When Jordan Smith returned to Harlan, Ky., for a visit between the pre-recorded and live rounds of "The Voice," he helped out his former choir teacher, Jeanne Ann Lee, by subbing for her in the choir room for two days. Harlan County High School senior Hunter Holland took a photo with the hometown celebrity.

Like Chattanooga, Harlan, Ky., is a town ringed by mountains and a river runs through it.

Unlike Chattanooga, Harlan's economy is based on coal mining.

Folks in the small mining town — population 2,650 — are living a hardscrabble life right now. As many as one-fifth of them are unemployed — without work so long their benefits have run out, says Mayor Danny Howard, whose full-time job is pharmacist.

"Our economy, the mining economy, has been hit hard.
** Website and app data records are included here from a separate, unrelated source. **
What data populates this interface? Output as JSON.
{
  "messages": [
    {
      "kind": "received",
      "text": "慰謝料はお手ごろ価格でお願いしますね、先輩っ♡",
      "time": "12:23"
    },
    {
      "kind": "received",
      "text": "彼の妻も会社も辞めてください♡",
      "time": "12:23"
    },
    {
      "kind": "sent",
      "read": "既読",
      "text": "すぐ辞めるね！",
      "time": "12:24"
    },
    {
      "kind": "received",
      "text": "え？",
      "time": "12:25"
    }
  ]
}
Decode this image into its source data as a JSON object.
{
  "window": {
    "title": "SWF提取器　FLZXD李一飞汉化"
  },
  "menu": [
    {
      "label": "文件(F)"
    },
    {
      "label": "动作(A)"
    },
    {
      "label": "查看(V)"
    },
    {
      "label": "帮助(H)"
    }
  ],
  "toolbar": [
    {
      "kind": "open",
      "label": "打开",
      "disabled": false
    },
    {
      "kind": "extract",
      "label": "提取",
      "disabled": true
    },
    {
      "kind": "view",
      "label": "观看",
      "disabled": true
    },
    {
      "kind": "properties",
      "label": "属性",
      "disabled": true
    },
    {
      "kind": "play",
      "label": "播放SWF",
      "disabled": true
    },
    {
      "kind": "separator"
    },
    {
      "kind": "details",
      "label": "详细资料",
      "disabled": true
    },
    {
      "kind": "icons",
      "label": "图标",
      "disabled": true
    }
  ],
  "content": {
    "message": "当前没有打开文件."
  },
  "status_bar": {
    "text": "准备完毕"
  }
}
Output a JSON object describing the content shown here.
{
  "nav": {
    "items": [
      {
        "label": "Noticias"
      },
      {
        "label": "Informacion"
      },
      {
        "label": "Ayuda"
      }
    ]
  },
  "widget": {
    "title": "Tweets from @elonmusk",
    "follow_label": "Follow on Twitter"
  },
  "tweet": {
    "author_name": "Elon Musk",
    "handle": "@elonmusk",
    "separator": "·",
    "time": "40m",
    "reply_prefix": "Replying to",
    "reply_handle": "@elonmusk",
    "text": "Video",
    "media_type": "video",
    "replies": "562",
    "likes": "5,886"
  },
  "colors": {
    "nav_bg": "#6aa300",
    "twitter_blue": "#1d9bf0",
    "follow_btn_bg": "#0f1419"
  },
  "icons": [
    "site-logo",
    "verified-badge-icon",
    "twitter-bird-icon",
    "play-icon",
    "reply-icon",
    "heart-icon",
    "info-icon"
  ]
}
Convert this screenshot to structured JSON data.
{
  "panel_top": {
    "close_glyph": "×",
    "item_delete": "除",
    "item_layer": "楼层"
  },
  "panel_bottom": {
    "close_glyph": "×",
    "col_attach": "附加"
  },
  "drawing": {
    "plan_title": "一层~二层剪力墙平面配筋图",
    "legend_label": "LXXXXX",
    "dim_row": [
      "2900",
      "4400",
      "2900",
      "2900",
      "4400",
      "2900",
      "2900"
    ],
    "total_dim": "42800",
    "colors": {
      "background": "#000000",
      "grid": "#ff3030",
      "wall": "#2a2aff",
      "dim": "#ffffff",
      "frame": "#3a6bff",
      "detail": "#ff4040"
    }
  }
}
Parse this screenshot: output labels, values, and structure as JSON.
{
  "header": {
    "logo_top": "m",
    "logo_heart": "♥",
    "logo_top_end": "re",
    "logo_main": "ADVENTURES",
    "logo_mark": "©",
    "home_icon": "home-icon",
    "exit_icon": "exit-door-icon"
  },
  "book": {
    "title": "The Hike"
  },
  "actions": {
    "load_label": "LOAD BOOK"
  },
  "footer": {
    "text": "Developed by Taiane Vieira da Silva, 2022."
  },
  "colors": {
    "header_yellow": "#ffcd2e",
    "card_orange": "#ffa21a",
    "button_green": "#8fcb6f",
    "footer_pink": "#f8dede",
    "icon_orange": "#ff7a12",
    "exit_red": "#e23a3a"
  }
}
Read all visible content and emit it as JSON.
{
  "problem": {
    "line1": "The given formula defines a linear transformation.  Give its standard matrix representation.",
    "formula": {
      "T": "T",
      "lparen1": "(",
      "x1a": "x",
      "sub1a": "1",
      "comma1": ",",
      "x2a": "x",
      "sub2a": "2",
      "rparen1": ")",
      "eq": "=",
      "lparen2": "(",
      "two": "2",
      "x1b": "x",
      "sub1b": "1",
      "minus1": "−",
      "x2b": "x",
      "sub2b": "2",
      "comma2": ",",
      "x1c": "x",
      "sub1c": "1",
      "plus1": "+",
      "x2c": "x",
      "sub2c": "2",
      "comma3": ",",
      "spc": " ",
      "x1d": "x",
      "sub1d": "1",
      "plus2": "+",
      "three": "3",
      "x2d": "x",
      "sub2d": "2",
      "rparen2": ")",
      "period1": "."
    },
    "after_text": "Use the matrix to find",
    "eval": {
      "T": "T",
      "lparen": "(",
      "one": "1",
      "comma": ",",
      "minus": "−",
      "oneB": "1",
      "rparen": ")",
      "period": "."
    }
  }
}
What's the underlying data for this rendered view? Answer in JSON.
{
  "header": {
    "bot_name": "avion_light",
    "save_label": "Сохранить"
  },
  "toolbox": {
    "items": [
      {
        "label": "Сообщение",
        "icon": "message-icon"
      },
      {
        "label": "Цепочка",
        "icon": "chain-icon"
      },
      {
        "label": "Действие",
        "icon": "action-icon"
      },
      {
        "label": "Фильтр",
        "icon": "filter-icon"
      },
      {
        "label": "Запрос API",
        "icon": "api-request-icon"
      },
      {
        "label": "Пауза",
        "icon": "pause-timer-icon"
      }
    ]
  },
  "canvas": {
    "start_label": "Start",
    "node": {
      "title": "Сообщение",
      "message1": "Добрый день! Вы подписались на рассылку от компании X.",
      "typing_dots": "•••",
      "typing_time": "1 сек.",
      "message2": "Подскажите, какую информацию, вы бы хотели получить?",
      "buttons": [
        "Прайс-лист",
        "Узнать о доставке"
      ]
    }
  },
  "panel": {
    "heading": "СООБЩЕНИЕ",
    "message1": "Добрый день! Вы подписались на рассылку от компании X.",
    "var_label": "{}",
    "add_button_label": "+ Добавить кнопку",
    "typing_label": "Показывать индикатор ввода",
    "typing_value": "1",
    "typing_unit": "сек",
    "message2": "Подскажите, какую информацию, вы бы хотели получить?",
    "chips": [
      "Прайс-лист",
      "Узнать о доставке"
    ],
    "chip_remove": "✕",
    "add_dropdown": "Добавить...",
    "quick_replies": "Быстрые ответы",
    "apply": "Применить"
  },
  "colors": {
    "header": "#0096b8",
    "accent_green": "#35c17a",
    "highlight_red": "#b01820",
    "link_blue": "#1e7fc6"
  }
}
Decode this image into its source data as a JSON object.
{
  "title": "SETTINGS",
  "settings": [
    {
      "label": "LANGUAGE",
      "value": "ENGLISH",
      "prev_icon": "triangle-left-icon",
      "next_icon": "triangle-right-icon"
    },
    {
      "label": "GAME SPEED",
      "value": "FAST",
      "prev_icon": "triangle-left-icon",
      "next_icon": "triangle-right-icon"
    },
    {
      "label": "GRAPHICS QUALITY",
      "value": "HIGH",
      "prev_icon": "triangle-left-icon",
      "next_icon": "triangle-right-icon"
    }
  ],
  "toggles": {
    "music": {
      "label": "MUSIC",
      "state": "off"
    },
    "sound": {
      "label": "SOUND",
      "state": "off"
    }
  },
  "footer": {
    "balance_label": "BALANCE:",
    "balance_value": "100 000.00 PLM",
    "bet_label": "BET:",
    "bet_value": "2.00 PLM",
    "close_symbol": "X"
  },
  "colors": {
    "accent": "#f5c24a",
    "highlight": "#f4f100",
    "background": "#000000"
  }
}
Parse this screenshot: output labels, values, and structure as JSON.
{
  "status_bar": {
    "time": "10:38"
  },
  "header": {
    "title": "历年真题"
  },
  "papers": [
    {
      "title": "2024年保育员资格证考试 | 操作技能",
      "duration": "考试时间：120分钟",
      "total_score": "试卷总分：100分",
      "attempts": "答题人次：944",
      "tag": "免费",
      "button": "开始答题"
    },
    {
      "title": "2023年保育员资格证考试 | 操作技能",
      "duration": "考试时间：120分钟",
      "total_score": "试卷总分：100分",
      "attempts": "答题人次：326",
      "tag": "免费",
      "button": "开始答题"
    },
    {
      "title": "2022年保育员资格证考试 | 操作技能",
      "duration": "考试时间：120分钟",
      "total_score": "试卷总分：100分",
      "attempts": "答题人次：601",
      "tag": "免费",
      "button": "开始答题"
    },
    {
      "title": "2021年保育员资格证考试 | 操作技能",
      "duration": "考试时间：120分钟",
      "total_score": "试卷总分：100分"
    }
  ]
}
It's nonexistent," says Howard. "All the mines have been shut down; we probably have two, maybe three, left in the county."

For that reason, the mayor says the success of Jordan Smith — a Harlan native — on NBC's "The Voice" couldn't have come at a better time.

"When someone in our community does well, the community takes pride in them," he says. "Times are not too good for people around here, so to have a young man like that representing the region really makes people proud and gives them some hope."

Smith is considered the front runner on Season 9 of "The Voice," which ends with a two-part finale on Monday and Tuesday, Dec. 14-15. Even though he's not Harlan's first singing success — pop star Nick Lachey and "American Idol" finalist Phil Stacey also hail from Harlan — he is the town's current favorite.

"Without a doubt, it's the biggest thing lately," says the mayor. "There are billboards up with his picture on them. One of the local banks put up a picture of Jordan.

"If he wins, we will have one heck of a party to celebrate him coming home. I can guarantee you there will be a lot of sirens and blue lights flashing!"

Leslie Bledsoe, events coordinator at the Harlan Center, the town's 7,000-square-foot events building, says viewing parties there have averaged about 50 folks each week, and they're setting up for 100 today.

Jeanne Ann Lee, Harlan County High School choral teacher, says the school's choir has been selling yard signs to garner support for Smith and remind citizens to watch "The Voice" and vote. The choir doesn't make any profit off the signs, she says, because the money will simply repay the expense of having them made.

Lee says she was Smith's choir teacher from fourth grade through his senior year in high school. He was even the substitute teacher for her in the choir room two days this fall while he was home for a visit between the pre-recorded and live rounds of "The Voice."

She laughs, recalling her students' surprise to find the front runner on "The Voice" was their sub.

"They hung on every word he said. He got more out of them in two days than I probably have all semester," she jokes.

But on a serious note, she adds, "For him to come back home and come to the choir room where he was a student while his recorded shows on 'The Voice' were airing was a rare opportunity and one we treasure. He told me it gave him a whole new perspective of being a teacher."

Contact Susan Pierce at or 423-757-6284.